It was always a dream of mine to make beautiful clothes that also create beautiful tomorrows for our people, planet and crafts. Being introduced to the women of SEWA (Self Employed Women’s Association) is where the Grassroot story began. After connecting with them and hearing them share their stories, I was determined to help find a way to give these strong, talented women a way to economic independence, accessible to them in their villages. Through Grassroot by Anita Dongre, we now create our clothing with artisans across India, allowing them to use skills derived from years of heritage. Through intelligent design intervention, we bring these crafts into mainstream fashion, making them accessible to the public. This provides these artisans with employment and therefore, better livelihoods. We want to create a cycle of production and purchase that is transparently beneficial throughout - taking fashion one step further.

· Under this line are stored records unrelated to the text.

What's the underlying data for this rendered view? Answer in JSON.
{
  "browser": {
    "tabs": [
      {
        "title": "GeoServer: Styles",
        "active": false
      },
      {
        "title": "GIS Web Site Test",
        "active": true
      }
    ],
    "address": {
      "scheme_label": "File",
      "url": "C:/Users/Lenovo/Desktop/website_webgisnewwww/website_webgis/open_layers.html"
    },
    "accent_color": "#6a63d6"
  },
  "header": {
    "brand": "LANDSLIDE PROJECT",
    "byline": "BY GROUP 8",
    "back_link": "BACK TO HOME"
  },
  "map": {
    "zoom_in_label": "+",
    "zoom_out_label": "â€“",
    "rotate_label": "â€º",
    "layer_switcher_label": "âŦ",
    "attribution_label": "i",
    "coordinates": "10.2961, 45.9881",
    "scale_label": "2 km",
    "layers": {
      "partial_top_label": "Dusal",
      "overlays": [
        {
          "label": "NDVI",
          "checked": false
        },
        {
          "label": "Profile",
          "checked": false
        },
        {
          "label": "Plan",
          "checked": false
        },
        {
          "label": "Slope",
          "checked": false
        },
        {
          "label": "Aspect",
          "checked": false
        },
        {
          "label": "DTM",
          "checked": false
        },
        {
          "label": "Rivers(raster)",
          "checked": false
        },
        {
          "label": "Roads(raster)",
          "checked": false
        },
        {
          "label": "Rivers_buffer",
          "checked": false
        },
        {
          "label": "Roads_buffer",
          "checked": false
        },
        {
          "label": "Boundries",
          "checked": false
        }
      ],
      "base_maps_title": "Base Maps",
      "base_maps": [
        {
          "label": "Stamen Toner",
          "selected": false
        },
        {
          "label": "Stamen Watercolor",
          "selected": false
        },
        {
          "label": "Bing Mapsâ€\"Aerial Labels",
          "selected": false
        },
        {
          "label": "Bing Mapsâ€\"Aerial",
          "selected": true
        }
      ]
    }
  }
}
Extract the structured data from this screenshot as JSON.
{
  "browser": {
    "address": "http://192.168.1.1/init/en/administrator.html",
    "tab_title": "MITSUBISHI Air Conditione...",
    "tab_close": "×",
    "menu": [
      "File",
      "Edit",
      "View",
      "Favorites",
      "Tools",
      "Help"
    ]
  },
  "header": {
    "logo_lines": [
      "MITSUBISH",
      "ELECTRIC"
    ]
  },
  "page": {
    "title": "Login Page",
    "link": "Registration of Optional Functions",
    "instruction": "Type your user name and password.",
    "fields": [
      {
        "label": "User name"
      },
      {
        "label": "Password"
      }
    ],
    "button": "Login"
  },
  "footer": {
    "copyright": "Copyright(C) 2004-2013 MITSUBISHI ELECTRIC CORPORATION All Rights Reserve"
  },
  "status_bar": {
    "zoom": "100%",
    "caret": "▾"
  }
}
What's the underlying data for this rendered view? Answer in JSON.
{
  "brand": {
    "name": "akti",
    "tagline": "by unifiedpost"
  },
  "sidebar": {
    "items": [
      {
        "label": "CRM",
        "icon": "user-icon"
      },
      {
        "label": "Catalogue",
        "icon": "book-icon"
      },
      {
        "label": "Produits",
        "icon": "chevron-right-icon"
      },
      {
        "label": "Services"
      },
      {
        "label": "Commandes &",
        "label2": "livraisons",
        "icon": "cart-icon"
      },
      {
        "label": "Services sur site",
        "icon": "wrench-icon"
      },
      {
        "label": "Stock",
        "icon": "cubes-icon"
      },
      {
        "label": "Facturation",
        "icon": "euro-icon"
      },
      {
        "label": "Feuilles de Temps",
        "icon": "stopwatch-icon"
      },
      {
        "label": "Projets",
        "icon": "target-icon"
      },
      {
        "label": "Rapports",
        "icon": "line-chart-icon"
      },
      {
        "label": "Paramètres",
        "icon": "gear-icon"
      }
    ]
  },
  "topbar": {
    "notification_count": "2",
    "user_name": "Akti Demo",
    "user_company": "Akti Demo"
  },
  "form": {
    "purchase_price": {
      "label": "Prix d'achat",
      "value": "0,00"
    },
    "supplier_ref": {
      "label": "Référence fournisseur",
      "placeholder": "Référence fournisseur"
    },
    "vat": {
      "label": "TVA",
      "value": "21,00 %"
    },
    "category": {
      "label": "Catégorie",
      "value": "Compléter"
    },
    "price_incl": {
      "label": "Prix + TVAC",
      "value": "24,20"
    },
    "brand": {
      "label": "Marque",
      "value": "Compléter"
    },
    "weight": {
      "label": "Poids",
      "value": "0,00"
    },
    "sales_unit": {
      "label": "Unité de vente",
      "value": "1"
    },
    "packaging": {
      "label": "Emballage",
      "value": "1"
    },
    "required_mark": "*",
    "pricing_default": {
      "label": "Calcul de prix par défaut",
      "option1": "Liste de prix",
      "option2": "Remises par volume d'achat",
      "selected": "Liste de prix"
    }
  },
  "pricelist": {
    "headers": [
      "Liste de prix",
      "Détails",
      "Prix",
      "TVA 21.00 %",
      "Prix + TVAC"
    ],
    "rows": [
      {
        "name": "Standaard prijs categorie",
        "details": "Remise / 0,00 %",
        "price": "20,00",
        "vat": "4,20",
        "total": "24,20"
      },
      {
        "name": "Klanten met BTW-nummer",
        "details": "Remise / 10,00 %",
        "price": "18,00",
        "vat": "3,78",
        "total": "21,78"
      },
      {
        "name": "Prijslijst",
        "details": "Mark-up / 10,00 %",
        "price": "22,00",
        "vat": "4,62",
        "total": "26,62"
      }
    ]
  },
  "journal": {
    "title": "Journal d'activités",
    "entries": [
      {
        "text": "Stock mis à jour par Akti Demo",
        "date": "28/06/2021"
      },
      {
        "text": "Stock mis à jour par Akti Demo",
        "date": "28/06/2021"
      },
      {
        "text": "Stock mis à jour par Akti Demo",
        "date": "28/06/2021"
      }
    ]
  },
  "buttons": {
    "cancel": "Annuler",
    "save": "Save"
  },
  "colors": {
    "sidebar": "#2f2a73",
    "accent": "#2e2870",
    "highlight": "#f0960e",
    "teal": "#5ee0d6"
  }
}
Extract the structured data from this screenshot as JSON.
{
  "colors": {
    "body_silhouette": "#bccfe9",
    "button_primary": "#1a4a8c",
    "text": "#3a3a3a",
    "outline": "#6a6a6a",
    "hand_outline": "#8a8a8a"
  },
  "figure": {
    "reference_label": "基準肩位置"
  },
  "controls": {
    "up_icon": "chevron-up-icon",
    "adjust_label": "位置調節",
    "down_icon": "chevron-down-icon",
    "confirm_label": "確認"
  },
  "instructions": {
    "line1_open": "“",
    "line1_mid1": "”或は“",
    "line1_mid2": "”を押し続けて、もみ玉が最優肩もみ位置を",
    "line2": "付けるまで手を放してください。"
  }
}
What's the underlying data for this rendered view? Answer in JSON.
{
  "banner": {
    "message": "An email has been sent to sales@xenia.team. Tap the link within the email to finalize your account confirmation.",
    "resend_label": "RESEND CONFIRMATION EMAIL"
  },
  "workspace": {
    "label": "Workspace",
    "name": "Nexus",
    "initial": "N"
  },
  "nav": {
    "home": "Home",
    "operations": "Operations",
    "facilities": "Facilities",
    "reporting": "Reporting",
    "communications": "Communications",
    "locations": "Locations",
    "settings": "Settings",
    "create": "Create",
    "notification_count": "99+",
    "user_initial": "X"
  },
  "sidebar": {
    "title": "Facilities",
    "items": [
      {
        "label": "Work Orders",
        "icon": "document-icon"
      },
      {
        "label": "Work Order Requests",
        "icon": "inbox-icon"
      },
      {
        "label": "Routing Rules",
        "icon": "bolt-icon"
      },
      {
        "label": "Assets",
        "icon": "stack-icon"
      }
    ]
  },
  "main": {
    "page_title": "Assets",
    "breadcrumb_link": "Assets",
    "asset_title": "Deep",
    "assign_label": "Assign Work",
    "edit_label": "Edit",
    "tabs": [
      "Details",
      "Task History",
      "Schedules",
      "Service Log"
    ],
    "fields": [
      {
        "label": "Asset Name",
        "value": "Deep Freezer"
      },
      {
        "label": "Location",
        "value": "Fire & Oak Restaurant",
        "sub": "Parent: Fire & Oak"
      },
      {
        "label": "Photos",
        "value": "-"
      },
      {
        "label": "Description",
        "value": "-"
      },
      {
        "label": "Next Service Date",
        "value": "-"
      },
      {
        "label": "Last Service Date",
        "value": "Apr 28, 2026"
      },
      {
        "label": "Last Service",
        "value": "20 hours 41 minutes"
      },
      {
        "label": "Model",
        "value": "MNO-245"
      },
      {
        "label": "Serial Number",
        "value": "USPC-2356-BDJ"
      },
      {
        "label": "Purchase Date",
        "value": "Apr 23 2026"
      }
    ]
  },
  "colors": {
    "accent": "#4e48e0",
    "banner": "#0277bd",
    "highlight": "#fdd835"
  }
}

What does sustainability mean to you? What drives your passion for sustainable fashion?
To me, sustainable fashion means conducting the business of fashion the way it was always meant to be—looking towards the future, practising and building processes that are sustainable, respectful of the people involved and environmentally conscious. The objective is to nurture our treasure chest of handcrafted traditions by reviving, sustaining and empowering the arts and artisans by ensuring continuous work and creating livelihoods. Moreover, I firmly believe that women empowerment is also an important contributing factor to the sustainability movement. Hence, educating our women and providing her with skilled training is of utmost importance. Honestly, it’s about inculcating a conscious sense of living, and as designers, we design to that spiritual aesthetic. Every small effort contributes to the sustainability movement. I have always wanted to be sustainable, and as soon I had the resources, I embarked on the journey immediately.
What is the biggest challenge or problem the fashion industry needs to tackle right now?
Currently, the fashion industry has been touted as one of the most polluting industries in the world. In addition to the rampant textile waste that comes from the public consumption of fast fashion (the buying, wearing and disposing of a garment after only a few wears), there are also important issues corresponding to the release of toxic chemicals and poisonous gases into water and air leading to environmental degradation. The need of the hour is to learn how to dispose of, recycle, upcycle and produce responsibly and make the necessary changes on a war footing. The government too needs to provide an enabling policy, legal & regulatory framework promoting ‘circular’ clothing system; encouraging responsible sourcing of raw materials, ensuring a safe & decent work environment, fair living wages and setting up large-scale recycling facilities to deal with pre & post-consumer fabric, and textile waste (in a scientific, environmentally and socially responsible manner). These are some of the significant ways to bring about change.
Do you think the future of fashion is sustainable?
I firmly believe that sustainable fashion is the future—not only in India but globally as well. There has been a remarkable increase in the demand for organic or sustainable clothing today. Eco-apparel and organic textiles are a rapidly growing market, which is creating opportunities for companies, employees and the environment. As opposed to fast fashion, that offers customers more and more clothes (so that they can keep up with ever-evolving trends), sustainability encourages people to buy less so that they discard less. This has led to consumers re-examining their tendency to over-buy and under-wear apparel—consequently leading to a higher demand for sustainable apparel. Sustainable clothing feels great— whether these are easy breathing handwoven fabrics, beautiful textures in environmentally friendly Kala or the exclusivity of a careful hand-embroidered dress. What's encouraging is that more people are choosing these benefits in addition to demanding change in how the fashion industry approaches production and its effect on the environment. Needless to say, there isn’t any way for fashion to survive as an industry without choosing sustainability.
What are your top tips for others trying to lead more sustainable lives?
Sustainable living is a way of life and fashion forms part of that. I would like to urge people to ask questions when it comes to sustainable fashion— know where your article of clothing has come from, what are the conditions the artisans live in, how much does this one article contribute to that person’s life, etc. Be fair to the planet and also ask questions about how many wears you see from the garment. Last but not least, understand it's an investment, so value these pieces and cherish them for a long time.